**Work to complete**
Your copy should match the records exactly, apart from the pictures, which stay out.

**Data for review**
══════
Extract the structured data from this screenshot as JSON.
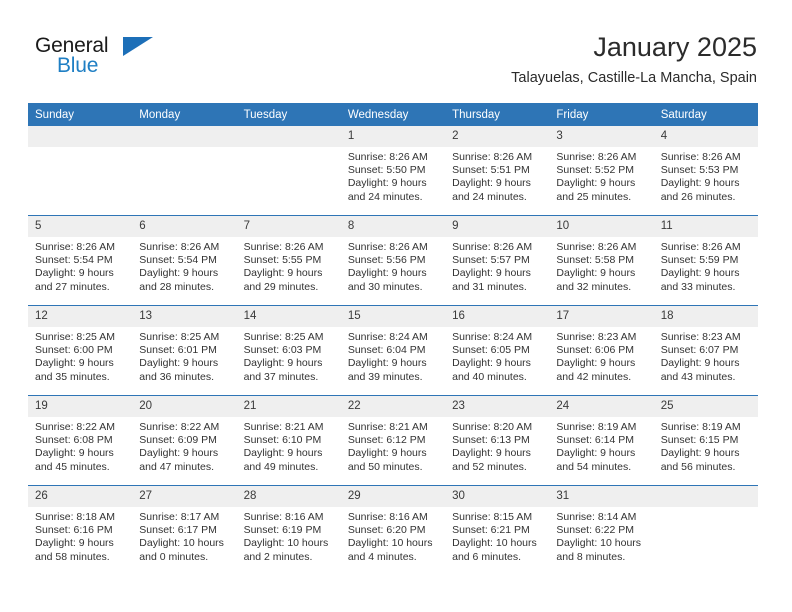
{
  "brand": {
    "name_part1": "General",
    "name_part2": "Blue",
    "logo_icon": "triangle-flag-icon",
    "accent_color": "#1d6fb8"
  },
  "header": {
    "title": "January 2025",
    "subtitle": "Talayuelas, Castille-La Mancha, Spain"
  },
  "theme": {
    "header_row_bg": "#2e75b6",
    "day_number_bg": "#efefef",
    "row_divider": "#2e75b6",
    "text": "#333333"
  },
  "calendar": {
    "weekday_headers": [
      "Sunday",
      "Monday",
      "Tuesday",
      "Wednesday",
      "Thursday",
      "Friday",
      "Saturday"
    ],
    "weeks": [
      [
        {
          "day": "",
          "lines": []
        },
        {
          "day": "",
          "lines": []
        },
        {
          "day": "",
          "lines": []
        },
        {
          "day": "1",
          "lines": [
            "Sunrise: 8:26 AM",
            "Sunset: 5:50 PM",
            "Daylight: 9 hours",
            "and 24 minutes."
          ]
        },
        {
          "day": "2",
          "lines": [
            "Sunrise: 8:26 AM",
            "Sunset: 5:51 PM",
            "Daylight: 9 hours",
            "and 24 minutes."
          ]
        },
        {
          "day": "3",
          "lines": [
            "Sunrise: 8:26 AM",
            "Sunset: 5:52 PM",
            "Daylight: 9 hours",
            "and 25 minutes."
          ]
        },
        {
          "day": "4",
          "lines": [
            "Sunrise: 8:26 AM",
            "Sunset: 5:53 PM",
            "Daylight: 9 hours",
            "and 26 minutes."
          ]
        }
      ],
      [
        {
          "day": "5",
          "lines": [
            "Sunrise: 8:26 AM",
            "Sunset: 5:54 PM",
            "Daylight: 9 hours",
            "and 27 minutes."
          ]
        },
        {
          "day": "6",
          "lines": [
            "Sunrise: 8:26 AM",
            "Sunset: 5:54 PM",
            "Daylight: 9 hours",
            "and 28 minutes."
          ]
        },
        {
          "day": "7",
          "lines": [
            "Sunrise: 8:26 AM",
            "Sunset: 5:55 PM",
            "Daylight: 9 hours",
            "and 29 minutes."
          ]
        },
        {
          "day": "8",
          "lines": [
            "Sunrise: 8:26 AM",
            "Sunset: 5:56 PM",
            "Daylight: 9 hours",
            "and 30 minutes."
          ]
        },
        {
          "day": "9",
          "lines": [
            "Sunrise: 8:26 AM",
            "Sunset: 5:57 PM",
            "Daylight: 9 hours",
            "and 31 minutes."
          ]
        },
        {
          "day": "10",
          "lines": [
            "Sunrise: 8:26 AM",
            "Sunset: 5:58 PM",
            "Daylight: 9 hours",
            "and 32 minutes."
          ]
        },
        {
          "day": "11",
          "lines": [
            "Sunrise: 8:26 AM",
            "Sunset: 5:59 PM",
            "Daylight: 9 hours",
            "and 33 minutes."
          ]
        }
      ],
      [
        {
          "day": "12",
          "lines": [
            "Sunrise: 8:25 AM",
            "Sunset: 6:00 PM",
            "Daylight: 9 hours",
            "and 35 minutes."
          ]
        },
        {
          "day": "13",
          "lines": [
            "Sunrise: 8:25 AM",
            "Sunset: 6:01 PM",
            "Daylight: 9 hours",
            "and 36 minutes."
          ]
        },
        {
          "day": "14",
          "lines": [
            "Sunrise: 8:25 AM",
            "Sunset: 6:03 PM",
            "Daylight: 9 hours",
            "and 37 minutes."
          ]
        },
        {
          "day": "15",
          "lines": [
            "Sunrise: 8:24 AM",
            "Sunset: 6:04 PM",
            "Daylight: 9 hours",
            "and 39 minutes."
          ]
        },
        {
          "day": "16",
          "lines": [
            "Sunrise: 8:24 AM",
            "Sunset: 6:05 PM",
            "Daylight: 9 hours",
            "and 40 minutes."
          ]
        },
        {
          "day": "17",
          "lines": [
            "Sunrise: 8:23 AM",
            "Sunset: 6:06 PM",
            "Daylight: 9 hours",
            "and 42 minutes."
          ]
        },
        {
          "day": "18",
          "lines": [
            "Sunrise: 8:23 AM",
            "Sunset: 6:07 PM",
            "Daylight: 9 hours",
            "and 43 minutes."
          ]
        }
      ],
      [
        {
          "day": "19",
          "lines": [
            "Sunrise: 8:22 AM",
            "Sunset: 6:08 PM",
            "Daylight: 9 hours",
            "and 45 minutes."
          ]
        },
        {
          "day": "20",
          "lines": [
            "Sunrise: 8:22 AM",
            "Sunset: 6:09 PM",
            "Daylight: 9 hours",
            "and 47 minutes."
          ]
        },
        {
          "day": "21",
          "lines": [
            "Sunrise: 8:21 AM",
            "Sunset: 6:10 PM",
            "Daylight: 9 hours",
            "and 49 minutes."
          ]
        },
        {
          "day": "22",
          "lines": [
            "Sunrise: 8:21 AM",
            "Sunset: 6:12 PM",
            "Daylight: 9 hours",
            "and 50 minutes."
          ]
        },
        {
          "day": "23",
          "lines": [
            "Sunrise: 8:20 AM",
            "Sunset: 6:13 PM",
            "Daylight: 9 hours",
            "and 52 minutes."
          ]
        },
        {
          "day": "24",
          "lines": [
            "Sunrise: 8:19 AM",
            "Sunset: 6:14 PM",
            "Daylight: 9 hours",
            "and 54 minutes."
          ]
        },
        {
          "day": "25",
          "lines": [
            "Sunrise: 8:19 AM",
            "Sunset: 6:15 PM",
            "Daylight: 9 hours",
            "and 56 minutes."
          ]
        }
      ],
      [
        {
          "day": "26",
          "lines": [
            "Sunrise: 8:18 AM",
            "Sunset: 6:16 PM",
            "Daylight: 9 hours",
            "and 58 minutes."
          ]
        },
        {
          "day": "27",
          "lines": [
            "Sunrise: 8:17 AM",
            "Sunset: 6:17 PM",
            "Daylight: 10 hours",
            "and 0 minutes."
          ]
        },
        {
          "day": "28",
          "lines": [
            "Sunrise: 8:16 AM",
            "Sunset: 6:19 PM",
            "Daylight: 10 hours",
            "and 2 minutes."
          ]
        },
        {
          "day": "29",
          "lines": [
            "Sunrise: 8:16 AM",
            "Sunset: 6:20 PM",
            "Daylight: 10 hours",
            "and 4 minutes."
          ]
        },
        {
          "day": "30",
          "lines": [
            "Sunrise: 8:15 AM",
            "Sunset: 6:21 PM",
            "Daylight: 10 hours",
            "and 6 minutes."
          ]
        },
        {
          "day": "31",
          "lines": [
            "Sunrise: 8:14 AM",
            "Sunset: 6:22 PM",
            "Daylight: 10 hours",
            "and 8 minutes."
          ]
        },
        {
          "day": "",
          "lines": []
        }
      ]
    ]
  }
}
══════
**Task response**
Extract the structured data from this screenshot as JSON.
{
  "brand": {
    "name_part1": "General",
    "name_part2": "Blue",
    "logo_icon": "triangle-flag-icon",
    "accent_color": "#1d6fb8"
  },
  "header": {
    "title": "January 2025",
    "subtitle": "Talayuelas, Castille-La Mancha, Spain"
  },
  "theme": {
    "header_row_bg": "#2e75b6",
    "day_number_bg": "#efefef",
    "row_divider": "#2e75b6",
    "text": "#333333"
  },
  "calendar": {
    "weekday_headers": [
      "Sunday",
      "Monday",
      "Tuesday",
      "Wednesday",
      "Thursday",
      "Friday",
      "Saturday"
    ],
    "weeks": [
      [
        {
          "day": "",
          "lines": []
        },
        {
          "day": "",
          "lines": []
        },
        {
          "day": "",
          "lines": []
        },
        {
          "day": "1",
          "lines": [
            "Sunrise: 8:26 AM",
            "Sunset: 5:50 PM",
            "Daylight: 9 hours",
            "and 24 minutes."
          ]
        },
        {
          "day": "2",
          "lines": [
            "Sunrise: 8:26 AM",
            "Sunset: 5:51 PM",
            "Daylight: 9 hours",
            "and 24 minutes."
          ]
        },
        {
          "day": "3",
          "lines": [
            "Sunrise: 8:26 AM",
            "Sunset: 5:52 PM",
            "Daylight: 9 hours",
            "and 25 minutes."
          ]
        },
        {
          "day": "4",
          "lines": [
            "Sunrise: 8:26 AM",
            "Sunset: 5:53 PM",
            "Daylight: 9 hours",
            "and 26 minutes."
          ]
        }
      ],
      [
        {
          "day": "5",
          "lines": [
            "Sunrise: 8:26 AM",
            "Sunset: 5:54 PM",
            "Daylight: 9 hours",
            "and 27 minutes."
          ]
        },
        {
          "day": "6",
          "lines": [
            "Sunrise: 8:26 AM",
            "Sunset: 5:54 PM",
            "Daylight: 9 hours",
            "and 28 minutes."
          ]
        },
        {
          "day": "7",
          "lines": [
            "Sunrise: 8:26 AM",
            "Sunset: 5:55 PM",
            "Daylight: 9 hours",
            "and 29 minutes."
          ]
        },
        {
          "day": "8",
          "lines": [
            "Sunrise: 8:26 AM",
            "Sunset: 5:56 PM",
            "Daylight: 9 hours",
            "and 30 minutes."
          ]
        },
        {
          "day": "9",
          "lines": [
            "Sunrise: 8:26 AM",
            "Sunset: 5:57 PM",
            "Daylight: 9 hours",
            "and 31 minutes."
          ]
        },
        {
          "day": "10",
          "lines": [
            "Sunrise: 8:26 AM",
            "Sunset: 5:58 PM",
            "Daylight: 9 hours",
            "and 32 minutes."
          ]
        },
        {
          "day": "11",
          "lines": [
            "Sunrise: 8:26 AM",
            "Sunset: 5:59 PM",
            "Daylight: 9 hours",
            "and 33 minutes."
          ]
        }
      ],
      [
        {
          "day": "12",
          "lines": [
            "Sunrise: 8:25 AM",
            "Sunset: 6:00 PM",
            "Daylight: 9 hours",
            "and 35 minutes."
          ]
        },
        {
          "day": "13",
          "lines": [
            "Sunrise: 8:25 AM",
            "Sunset: 6:01 PM",
            "Daylight: 9 hours",
            "and 36 minutes."
          ]
        },
        {
          "day": "14",
          "lines": [
            "Sunrise: 8:25 AM",
            "Sunset: 6:03 PM",
            "Daylight: 9 hours",
            "and 37 minutes."
          ]
        },
        {
          "day": "15",
          "lines": [
            "Sunrise: 8:24 AM",
            "Sunset: 6:04 PM",
            "Daylight: 9 hours",
            "and 39 minutes."
          ]
        },
        {
          "day": "16",
          "lines": [
            "Sunrise: 8:24 AM",
            "Sunset: 6:05 PM",
            "Daylight: 9 hours",
            "and 40 minutes."
          ]
        },
        {
          "day": "17",
          "lines": [
            "Sunrise: 8:23 AM",
            "Sunset: 6:06 PM",
            "Daylight: 9 hours",
            "and 42 minutes."
          ]
        },
        {
          "day": "18",
          "lines": [
            "Sunrise: 8:23 AM",
            "Sunset: 6:07 PM",
            "Daylight: 9 hours",
            "and 43 minutes."
          ]
        }
      ],
      [
        {
          "day": "19",
          "lines": [
            "Sunrise: 8:22 AM",
            "Sunset: 6:08 PM",
            "Daylight: 9 hours",
            "and 45 minutes."
          ]
        },
        {
          "day": "20",
          "lines": [
            "Sunrise: 8:22 AM",
            "Sunset: 6:09 PM",
            "Daylight: 9 hours",
            "and 47 minutes."
          ]
        },
        {
          "day": "21",
          "lines": [
            "Sunrise: 8:21 AM",
            "Sunset: 6:10 PM",
            "Daylight: 9 hours",
            "and 49 minutes."
          ]
        },
        {
          "day": "22",
          "lines": [
            "Sunrise: 8:21 AM",
            "Sunset: 6:12 PM",
            "Daylight: 9 hours",
            "and 50 minutes."
          ]
        },
        {
          "day": "23",
          "lines": [
            "Sunrise: 8:20 AM",
            "Sunset: 6:13 PM",
            "Daylight: 9 hours",
            "and 52 minutes."
          ]
        },
        {
          "day": "24",
          "lines": [
            "Sunrise: 8:19 AM",
            "Sunset: 6:14 PM",
            "Daylight: 9 hours",
            "and 54 minutes."
          ]
        },
        {
          "day": "25",
          "lines": [
            "Sunrise: 8:19 AM",
            "Sunset: 6:15 PM",
            "Daylight: 9 hours",
            "and 56 minutes."
          ]
        }
      ],
      [
        {
          "day": "26",
          "lines": [
            "Sunrise: 8:18 AM",
            "Sunset: 6:16 PM",
            "Daylight: 9 hours",
            "and 58 minutes."
          ]
        },
        {
          "day": "27",
          "lines": [
            "Sunrise: 8:17 AM",
            "Sunset: 6:17 PM",
            "Daylight: 10 hours",
            "and 0 minutes."
          ]
        },
        {
          "day": "28",
          "lines": [
            "Sunrise: 8:16 AM",
            "Sunset: 6:19 PM",
            "Daylight: 10 hours",
            "and 2 minutes."
          ]
        },
        {
          "day": "29",
          "lines": [
            "Sunrise: 8:16 AM",
            "Sunset: 6:20 PM",
            "Daylight: 10 hours",
            "and 4 minutes."
          ]
        },
        {
          "day": "30",
          "lines": [
            "Sunrise: 8:15 AM",
            "Sunset: 6:21 PM",
            "Daylight: 10 hours",
            "and 6 minutes."
          ]
        },
        {
          "day": "31",
          "lines": [
            "Sunrise: 8:14 AM",
            "Sunset: 6:22 PM",
            "Daylight: 10 hours",
            "and 8 minutes."
          ]
        },
        {
          "day": "",
          "lines": []
        }
      ]
    ]
  }
}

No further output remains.